The U.S. Department of Labor announced a series of listening sessions with workers, employers and workplace stakeholders on potential revisions to regulations used to enforce the Fair Labor Standards Act’s minimum wage and overtime exemptions for executive, administrative and professional employees.

The FLSA requires employers to pay most U.S. employees at least the federal minimum wage for all hours worked, and overtime pay at not less than time and one-half the regular rate of pay for hours worked over 40 in a workweek.

The law, however, provides an exemption from minimum wage and overtime pay for workers employed as “bona fide” executive, administrative or professional employees. To be exempt, employees must generally meet certain tests regarding their job duties and be paid on a salary basis at not less than $684 per week.

“Our goal is to use these sessions to listen, engage workers and hear their perspectives on the possible impact of changes to the regulations,” explained Acting Wage and Hour Division Administrator Jessica Looman. “As we consider the needs of today’s workforce and industry demands, we need public input to ensure that revisions to the overtime regulations fulfill the original intent and promise of the law.”

In fiscal year 2021, the department’s Wage and Hour Division recovered more than $138 million in overtime back wages for more than 145,000 workers. In its FLSA investigations, the division found overtime back wages represented 80 percent of all back wages found due.

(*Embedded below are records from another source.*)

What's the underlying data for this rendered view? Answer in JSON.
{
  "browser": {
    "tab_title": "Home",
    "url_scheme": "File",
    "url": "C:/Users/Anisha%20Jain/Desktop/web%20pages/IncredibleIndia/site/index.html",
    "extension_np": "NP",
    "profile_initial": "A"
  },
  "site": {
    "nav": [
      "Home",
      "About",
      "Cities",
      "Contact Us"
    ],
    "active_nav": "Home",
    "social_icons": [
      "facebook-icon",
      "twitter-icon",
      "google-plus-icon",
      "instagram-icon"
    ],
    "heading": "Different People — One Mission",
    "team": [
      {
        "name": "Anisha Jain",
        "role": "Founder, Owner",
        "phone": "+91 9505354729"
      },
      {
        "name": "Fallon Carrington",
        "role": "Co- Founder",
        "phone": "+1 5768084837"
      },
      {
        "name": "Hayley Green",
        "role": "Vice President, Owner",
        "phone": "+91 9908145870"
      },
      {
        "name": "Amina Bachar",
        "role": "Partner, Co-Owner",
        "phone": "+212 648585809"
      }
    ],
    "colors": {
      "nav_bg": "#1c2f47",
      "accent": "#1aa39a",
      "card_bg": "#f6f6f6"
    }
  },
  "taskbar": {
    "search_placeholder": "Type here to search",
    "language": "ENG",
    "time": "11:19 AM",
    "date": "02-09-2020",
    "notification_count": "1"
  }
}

The division announced that it will hold a listening session for workers, employee stakeholders and union representatives as follows:

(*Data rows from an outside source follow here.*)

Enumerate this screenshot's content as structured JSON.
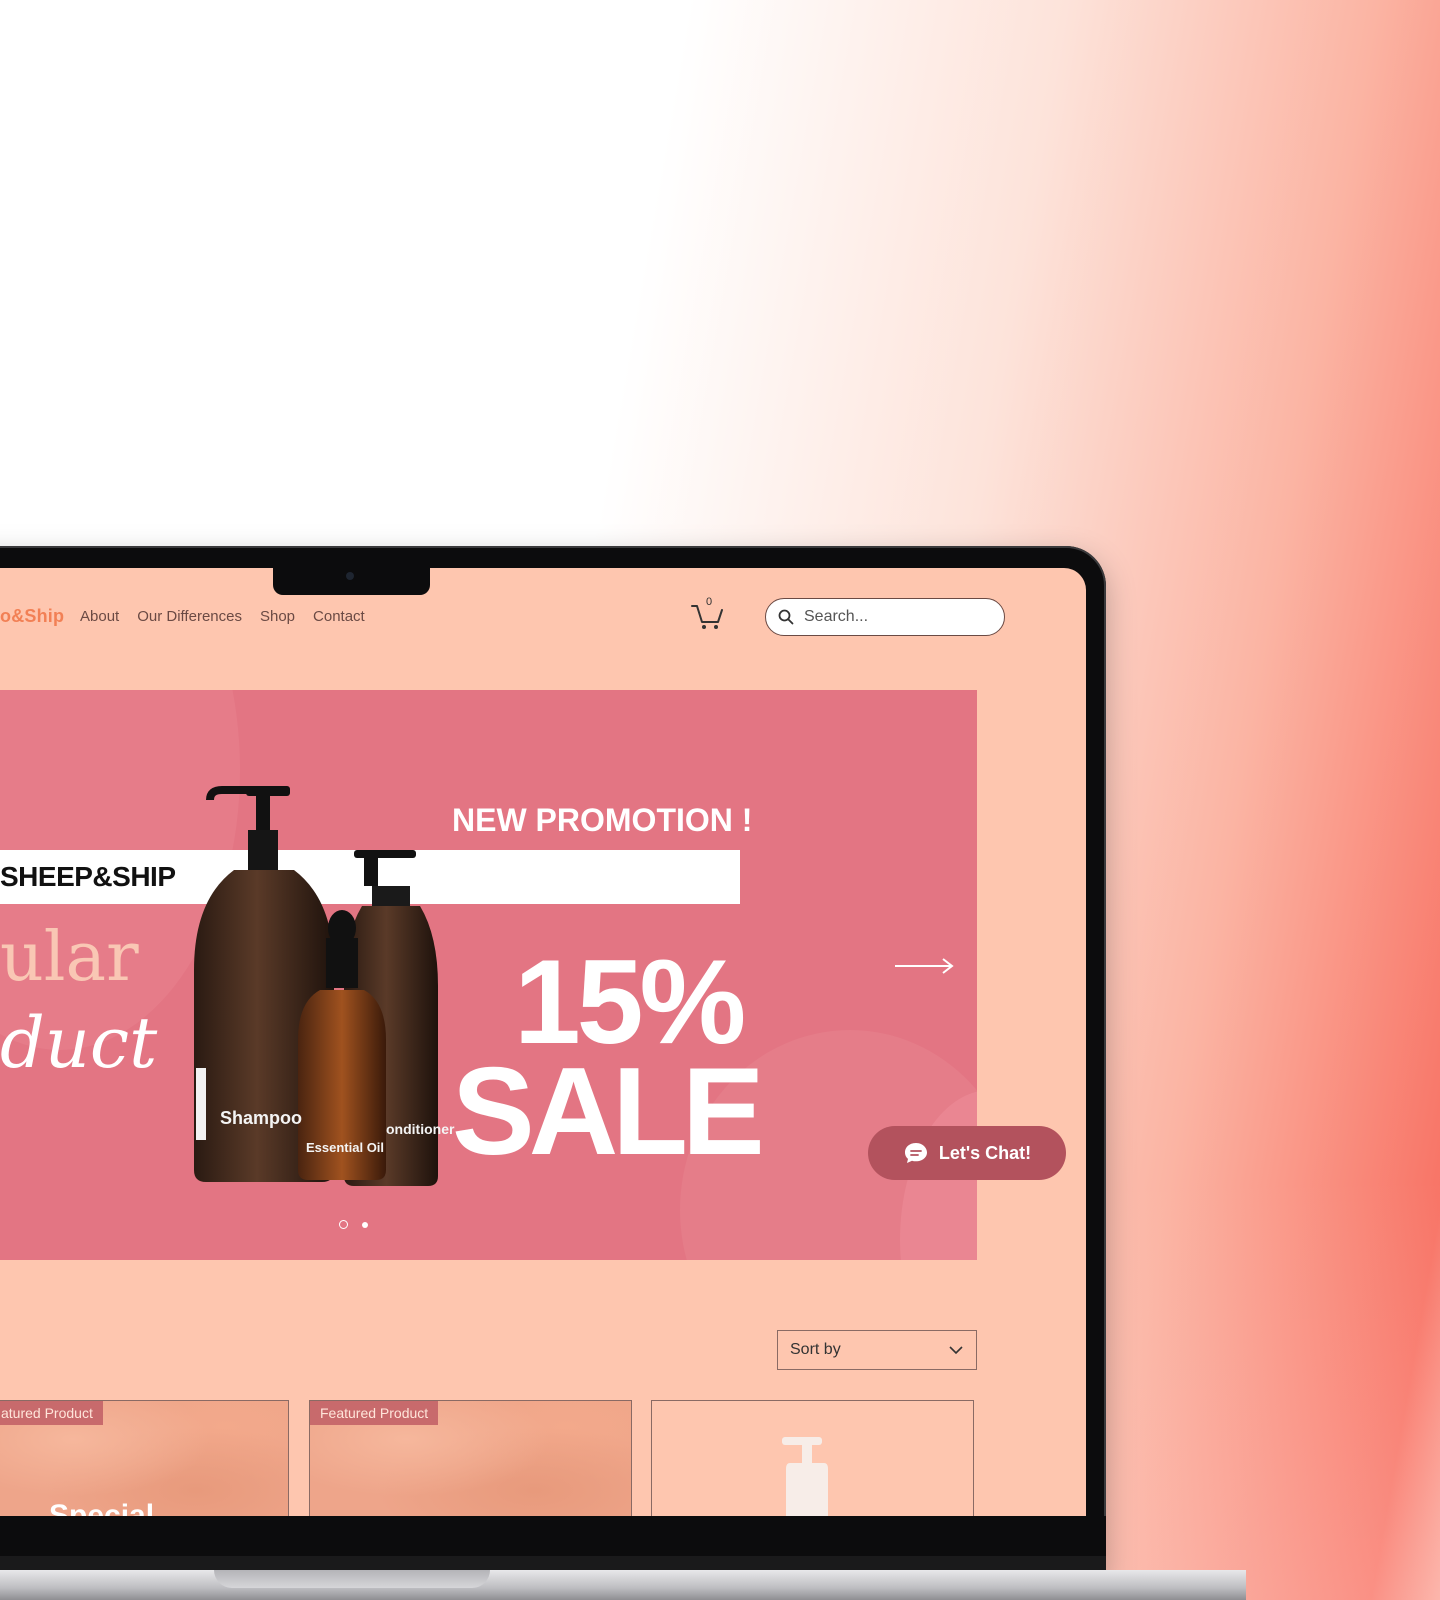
{
  "site": {
    "logo": "o&Ship",
    "nav": [
      "About",
      "Our Differences",
      "Shop",
      "Contact"
    ],
    "cart_count": "0",
    "search_placeholder": "Search..."
  },
  "hero": {
    "brand_band": "SHEEP&SHIP",
    "promotion": "NEW PROMOTION !",
    "tagline_line1": "ular",
    "tagline_line2": "duct",
    "percent": "15%",
    "sale": "SALE",
    "bottle_labels": [
      "Shampoo",
      "Essential Oil",
      "onditioner"
    ],
    "slide_count": 2,
    "active_slide": 2
  },
  "chat": {
    "label": "Let's Chat!"
  },
  "sort": {
    "label": "Sort by"
  },
  "products": [
    {
      "badge": "atured Product",
      "title": "Special"
    },
    {
      "badge": "Featured Product",
      "title": ""
    },
    {
      "badge": "",
      "title": ""
    }
  ],
  "colors": {
    "screen_bg": "#fec6af",
    "hero_bg": "#e37583",
    "logo": "#f28055",
    "chat_bg": "#b3525d",
    "badge_bg": "#c86a6c"
  }
}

WHO:                         Employees, Employee advocates and union representatives

WHEN:                      Thursday, May 5, 2022 at 6-7 p.m. EDT

WHERE:                    Register for the Southeast Worker Overtime Listening Session Registration

Dept of Labor Announces Listening Sessions on Revisions to Overtime Regs

Seeking input on executive, administrative, professional exemptions The U.S. Department of Labor announced a series of listening sessions with workers, employers and workplace stakeholders on potential revisions to regulations used to enforce the Fair Labor Standards Act’s minimum wage and overtime exemptions for executive, administrative and professional employees. The FLSA requires employers to pay most U.S. employees at least the federal…